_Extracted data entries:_

--*--

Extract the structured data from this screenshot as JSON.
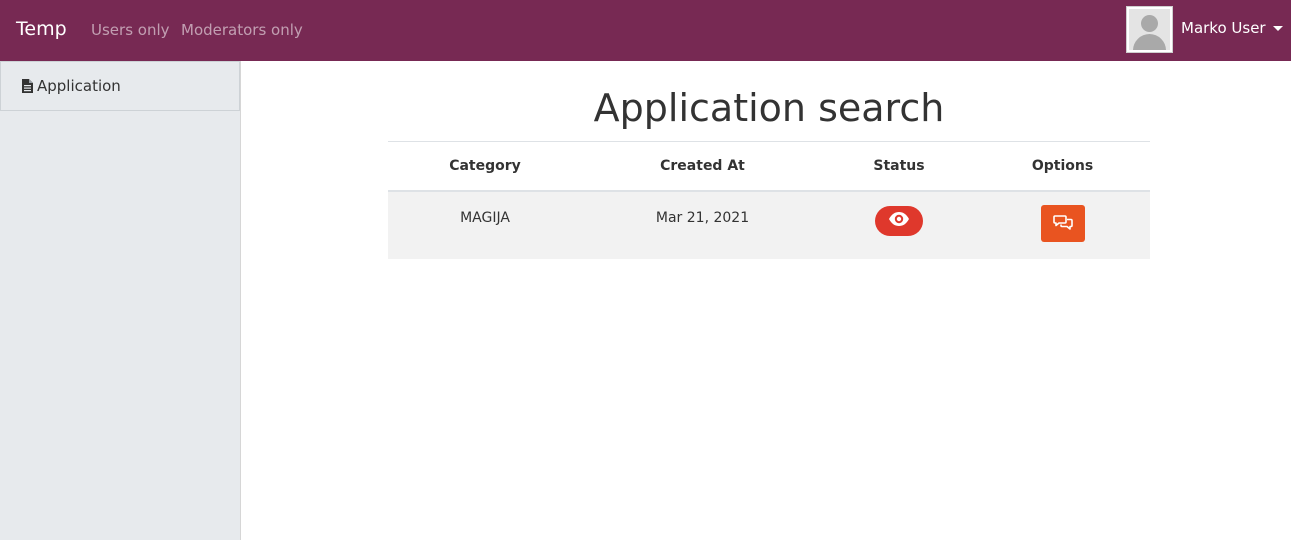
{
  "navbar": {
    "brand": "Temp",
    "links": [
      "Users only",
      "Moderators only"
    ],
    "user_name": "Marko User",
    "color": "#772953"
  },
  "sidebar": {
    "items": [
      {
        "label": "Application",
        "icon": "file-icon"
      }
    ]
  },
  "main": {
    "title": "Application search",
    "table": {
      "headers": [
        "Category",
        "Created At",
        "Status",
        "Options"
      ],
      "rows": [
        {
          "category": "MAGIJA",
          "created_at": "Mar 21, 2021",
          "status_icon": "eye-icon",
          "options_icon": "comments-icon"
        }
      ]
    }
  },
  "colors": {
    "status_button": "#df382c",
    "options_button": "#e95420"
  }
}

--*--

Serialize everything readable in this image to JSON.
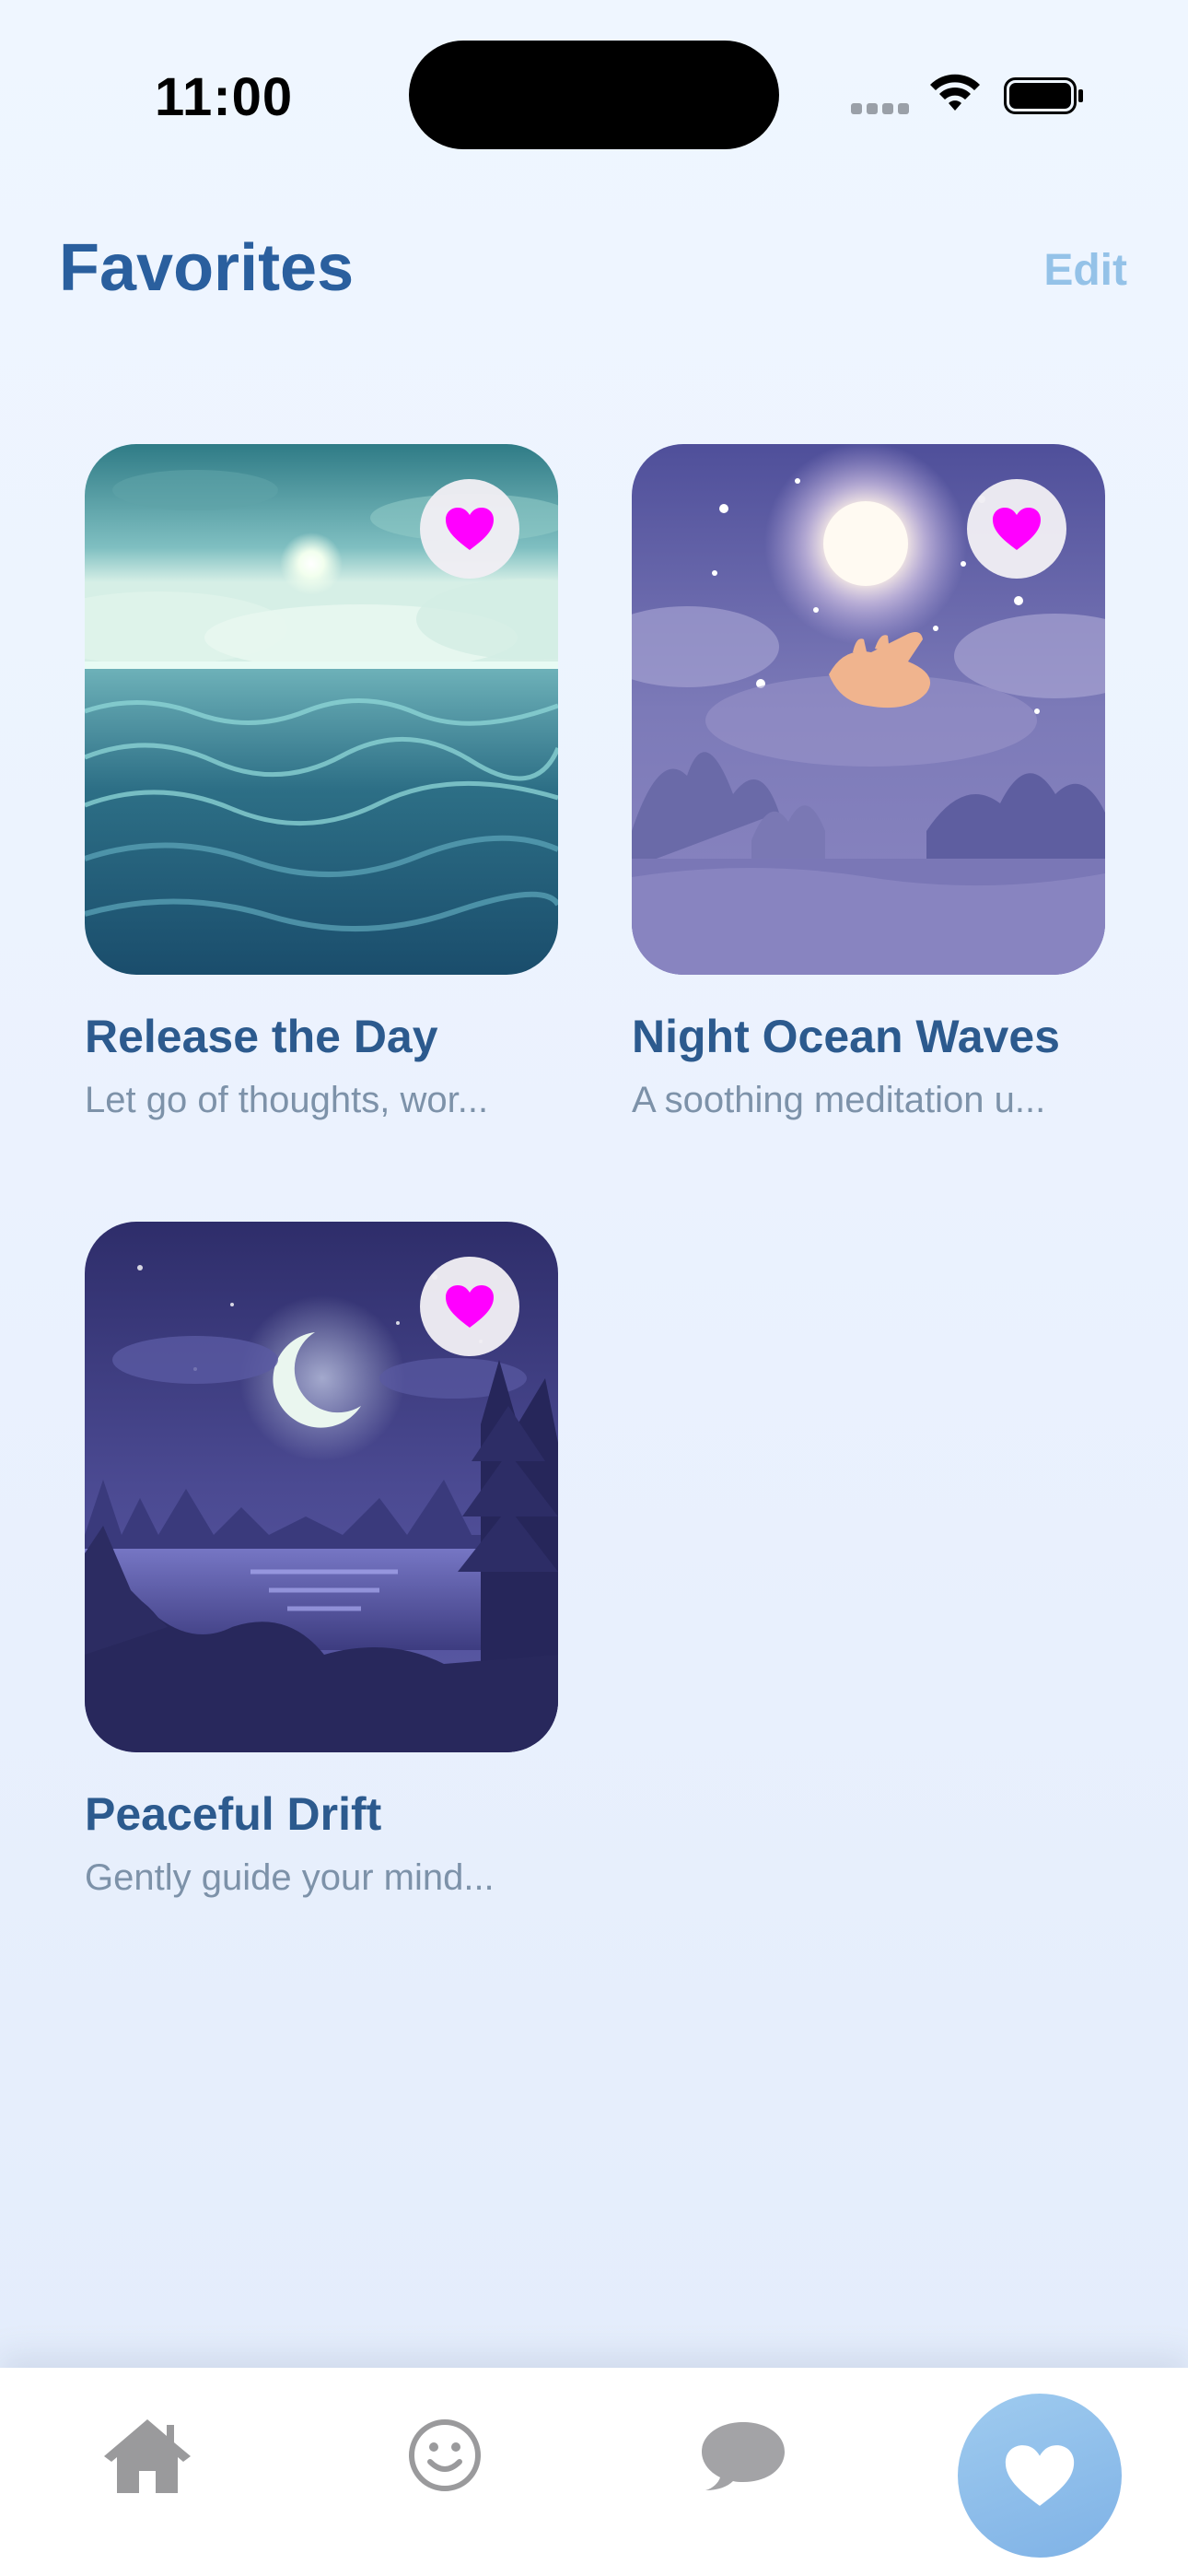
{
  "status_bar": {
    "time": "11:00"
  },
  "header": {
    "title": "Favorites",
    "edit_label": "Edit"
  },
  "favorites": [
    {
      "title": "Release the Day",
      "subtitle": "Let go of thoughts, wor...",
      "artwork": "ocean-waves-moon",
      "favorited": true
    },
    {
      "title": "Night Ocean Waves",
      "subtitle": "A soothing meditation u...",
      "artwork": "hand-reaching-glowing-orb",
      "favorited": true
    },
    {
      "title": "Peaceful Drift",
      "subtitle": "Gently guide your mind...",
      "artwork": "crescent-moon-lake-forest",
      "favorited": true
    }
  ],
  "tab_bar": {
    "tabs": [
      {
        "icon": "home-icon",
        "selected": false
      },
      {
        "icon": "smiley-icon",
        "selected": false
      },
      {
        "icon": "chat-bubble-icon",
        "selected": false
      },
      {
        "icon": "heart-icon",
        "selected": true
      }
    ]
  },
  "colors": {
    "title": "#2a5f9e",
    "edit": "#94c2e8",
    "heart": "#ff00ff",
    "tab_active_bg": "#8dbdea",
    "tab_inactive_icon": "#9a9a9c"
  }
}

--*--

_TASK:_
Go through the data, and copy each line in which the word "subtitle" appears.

_RESPONSE AREA:_
      "subtitle": "Let go of thoughts, wor...",
      "subtitle": "A soothing meditation u...",
      "subtitle": "Gently guide your mind...",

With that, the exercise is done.